In my argument preview of United States v. Wilkins, No. 11-0486/NA, I predicted that the court would ask about last term’s opinion in United States v. Rauscher, 71 M.J. 225, No. 12-0172/NA (C.A.A.F. 2012). It took less than four minutes from the beginning of the recording for the court to get to that question, as it tried to pin down the Appellate Defense Counsel who seemed to have an answer for every question.
On brief, the Appellate Defense Counsel argued that the improper charge in this case was like charging “larceny by unlawfully striking a victim. In such a case, even if one takes it as true that the defendant unlawfully struck his victim, the defendant is still not guilty of larceny.” During oral argument, the court seemed very sympathetic to this reasoning, with repeated references to a “legal impossibility” in the charge at issue (that alleged as a sexual act something that wasn’t – under the law at the time – a sexual act). Rauscher had radically different facts, and outside of the early mention seemed to get little attention.
As the argument progressed, the court turned its attention to prejudice, and the Appellate Defense Counsel advanced a surprisingly sensible argument: At trial, the Defense may have tailored its case to the bad (and I’m being charitable here) charging decision of the Government. This included making certain admissions at trial because they believed the Appellant couldn’t be convicted of the charge at issue. And not convicted he was, as the trial judge entered a finding of not guilty, but then permitted instruction on the “lesser-included offense.” This essentially, according to the Appellate Defense Counsel, allowed the Government to change the charged offense after the presentation of evidence, and while the trial judge could have relabeled the charge or amended the specification, he didn’t. Rather, he entered a finding of not guilty. That matters, says the Appellate Defense Counsel.

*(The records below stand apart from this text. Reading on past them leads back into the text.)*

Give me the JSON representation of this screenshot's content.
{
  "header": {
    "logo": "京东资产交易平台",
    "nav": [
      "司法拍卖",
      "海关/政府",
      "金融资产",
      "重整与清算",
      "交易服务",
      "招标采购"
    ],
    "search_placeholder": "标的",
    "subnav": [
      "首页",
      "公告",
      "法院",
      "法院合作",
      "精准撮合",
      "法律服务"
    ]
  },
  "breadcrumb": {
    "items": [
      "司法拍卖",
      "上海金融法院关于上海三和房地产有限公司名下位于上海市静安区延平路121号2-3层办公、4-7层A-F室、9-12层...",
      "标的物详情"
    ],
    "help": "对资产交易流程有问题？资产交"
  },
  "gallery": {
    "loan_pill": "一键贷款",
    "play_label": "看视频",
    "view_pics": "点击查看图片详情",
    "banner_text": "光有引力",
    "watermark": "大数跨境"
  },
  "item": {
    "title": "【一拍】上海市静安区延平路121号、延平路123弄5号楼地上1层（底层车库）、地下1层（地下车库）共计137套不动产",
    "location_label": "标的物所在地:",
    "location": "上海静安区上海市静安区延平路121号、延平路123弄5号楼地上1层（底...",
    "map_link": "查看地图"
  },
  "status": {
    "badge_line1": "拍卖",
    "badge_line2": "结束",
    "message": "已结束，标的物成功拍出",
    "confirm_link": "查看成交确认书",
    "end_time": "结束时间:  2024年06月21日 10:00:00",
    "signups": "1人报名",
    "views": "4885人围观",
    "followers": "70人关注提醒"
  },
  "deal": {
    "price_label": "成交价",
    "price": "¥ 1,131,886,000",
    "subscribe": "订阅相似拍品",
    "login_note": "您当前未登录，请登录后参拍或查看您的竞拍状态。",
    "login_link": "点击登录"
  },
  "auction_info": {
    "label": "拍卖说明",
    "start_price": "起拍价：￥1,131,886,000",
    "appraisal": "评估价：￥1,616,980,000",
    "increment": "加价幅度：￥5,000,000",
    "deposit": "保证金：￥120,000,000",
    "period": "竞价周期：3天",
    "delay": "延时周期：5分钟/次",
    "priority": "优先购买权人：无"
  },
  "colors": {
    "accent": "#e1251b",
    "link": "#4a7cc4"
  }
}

After only slightly more than half the allotted time, the argument shifted to the Government, and Government Counsel made the sort of ends-justify-the-means case that rarely flies these days:
Appellant walked into court accused of penetrating the anus of an incapacitated victim. He left court convicted of penetrating the anus of an incapacitated victim. There’s no due process violation in that scenario.

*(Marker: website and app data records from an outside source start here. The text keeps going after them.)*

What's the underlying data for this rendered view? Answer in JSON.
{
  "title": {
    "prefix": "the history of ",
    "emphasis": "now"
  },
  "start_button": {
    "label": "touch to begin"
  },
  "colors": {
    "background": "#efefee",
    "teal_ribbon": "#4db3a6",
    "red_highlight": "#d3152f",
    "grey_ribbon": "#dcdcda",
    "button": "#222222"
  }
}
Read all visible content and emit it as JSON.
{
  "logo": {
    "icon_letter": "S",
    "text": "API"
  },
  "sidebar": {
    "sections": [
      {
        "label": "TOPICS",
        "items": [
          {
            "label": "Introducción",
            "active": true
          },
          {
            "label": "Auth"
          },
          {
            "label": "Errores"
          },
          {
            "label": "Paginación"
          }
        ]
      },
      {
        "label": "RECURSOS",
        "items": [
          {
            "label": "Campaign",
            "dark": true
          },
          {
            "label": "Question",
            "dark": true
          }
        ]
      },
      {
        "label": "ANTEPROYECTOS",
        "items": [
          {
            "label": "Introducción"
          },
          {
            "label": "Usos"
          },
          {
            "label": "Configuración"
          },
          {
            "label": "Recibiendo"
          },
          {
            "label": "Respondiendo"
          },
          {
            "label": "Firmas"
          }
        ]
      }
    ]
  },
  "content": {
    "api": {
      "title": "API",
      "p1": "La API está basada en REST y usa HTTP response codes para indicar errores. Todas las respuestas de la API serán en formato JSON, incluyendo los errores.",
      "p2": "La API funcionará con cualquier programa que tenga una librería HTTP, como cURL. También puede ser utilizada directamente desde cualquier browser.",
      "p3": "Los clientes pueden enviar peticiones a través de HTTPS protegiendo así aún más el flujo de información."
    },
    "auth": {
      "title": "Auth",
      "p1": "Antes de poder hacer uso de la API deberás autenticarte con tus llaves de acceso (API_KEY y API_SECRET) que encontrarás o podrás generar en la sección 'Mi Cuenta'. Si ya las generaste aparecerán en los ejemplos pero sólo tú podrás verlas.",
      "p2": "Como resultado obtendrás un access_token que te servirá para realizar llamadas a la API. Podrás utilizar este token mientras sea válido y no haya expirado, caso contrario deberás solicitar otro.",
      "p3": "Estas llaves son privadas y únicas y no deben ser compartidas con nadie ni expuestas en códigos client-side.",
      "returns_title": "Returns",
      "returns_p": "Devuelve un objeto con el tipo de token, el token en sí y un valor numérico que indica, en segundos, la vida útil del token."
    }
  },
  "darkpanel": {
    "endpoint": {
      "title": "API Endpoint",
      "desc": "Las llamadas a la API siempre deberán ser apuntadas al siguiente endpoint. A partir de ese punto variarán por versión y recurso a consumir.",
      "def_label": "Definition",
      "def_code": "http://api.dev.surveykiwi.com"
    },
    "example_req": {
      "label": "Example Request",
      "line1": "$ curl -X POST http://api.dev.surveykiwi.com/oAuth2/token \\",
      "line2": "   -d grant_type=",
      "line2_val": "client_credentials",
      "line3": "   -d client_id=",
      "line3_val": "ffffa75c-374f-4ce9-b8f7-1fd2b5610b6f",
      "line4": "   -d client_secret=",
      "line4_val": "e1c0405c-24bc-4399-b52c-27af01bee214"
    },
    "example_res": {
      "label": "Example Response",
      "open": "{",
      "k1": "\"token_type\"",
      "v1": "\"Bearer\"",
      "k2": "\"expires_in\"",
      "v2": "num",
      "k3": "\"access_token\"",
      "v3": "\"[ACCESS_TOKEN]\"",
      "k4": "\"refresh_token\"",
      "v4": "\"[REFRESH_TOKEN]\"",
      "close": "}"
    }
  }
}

Argument audio at 12:30. He then argued that the offense of conviction (abusive sexual contact) is a LIO of the charged offense (aggravated sexual assault) except, he conceded, not under the facts of this case. My notes from the argument have many references to the “he walked into court charged with” theory, and I got the feeling that the Government believes that once the charge sheet alleged that the Appellant “plac[ed] his fingers or another object in the anus of” the victim, then the Appellant could properly be convicted of any offense arising from that act, be it a sexual act, sexual contact, an assault, maltreatment, fraternization, sodomy, or a general disorder. Of course, the Medina, Miller, and Jones line of cases makes clear that this isn’t how the law works.

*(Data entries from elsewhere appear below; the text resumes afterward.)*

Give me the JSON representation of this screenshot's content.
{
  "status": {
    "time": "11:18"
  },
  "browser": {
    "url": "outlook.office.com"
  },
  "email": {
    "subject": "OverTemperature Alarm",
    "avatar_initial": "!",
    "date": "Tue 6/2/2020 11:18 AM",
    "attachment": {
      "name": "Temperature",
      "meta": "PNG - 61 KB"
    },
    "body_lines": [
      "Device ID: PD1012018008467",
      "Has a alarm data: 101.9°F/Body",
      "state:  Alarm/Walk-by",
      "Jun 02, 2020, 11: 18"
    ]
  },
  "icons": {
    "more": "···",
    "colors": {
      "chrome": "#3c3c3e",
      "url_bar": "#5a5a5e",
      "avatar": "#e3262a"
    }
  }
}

On prejudice, Government Counsel argued that the element of sexual contact was essentially uncontroverted. However, as argued by Appellate Defense Counsel, this is because the Defense advanced a theory of consent that may have been predicated on the Government’s theory of the case as embodied in the charging decision. But the Government Counsel didn’t (though could have) argue that the Trial Defense Counsel sandbagged this issue. Perhaps (presumably, I’d say) the Defense saw the problem with the language of the charge. However, rather than raise it at the trial level, with a motion to dismiss for failure to state an offense, the Defense went marching on. I’ve previously lamented (with some significant dissent) CAAF’s willingness to overlook such things. I hope this isn’t a similar case.
Still, there was one part of this argument that troubled me. Repeatedly, Judge Ryan questioned the Appellate Defense Counsel about the matter of waiver of the issue of a defective specification, but-for the fact that this is a pre-Jones case. Counsel agreed that the issue would have been waived. However, I’m pretty convinced that McMurrin, Girouard, and Humphries make it clear that where there is no objection at trial to a defective specification, the error is forfeited but not waived. So I’m not sure what Judge Ryan was trying to say.
On balance, after reading the briefs I saw this case as involving a question of CAAF’s willingness to view a particular specification liberally. But after argument, I see it as involving a question of CAAF’s willingness to view the word specification liberally. In this case, the Government charged a specified offense but the Appellant was convicted of a substantially different offense. Presumably, the requirement of Rule for Courts-Martial 307(c)(3) that “a specification is a plain, concise, and definite statement of the essential facts constituting the offense charged” means something.
Well, we’ll see.
• NMCCA opinion (Wilkins I)
• NMCCA opinion (Wilkins II)
• Blog post: The amazing (new) Article 120
• Appellant’s brief
• Appellee’s (Government) brief
• Blog post: Argument preview
• Oral argument audio
• Blog post: Argument recap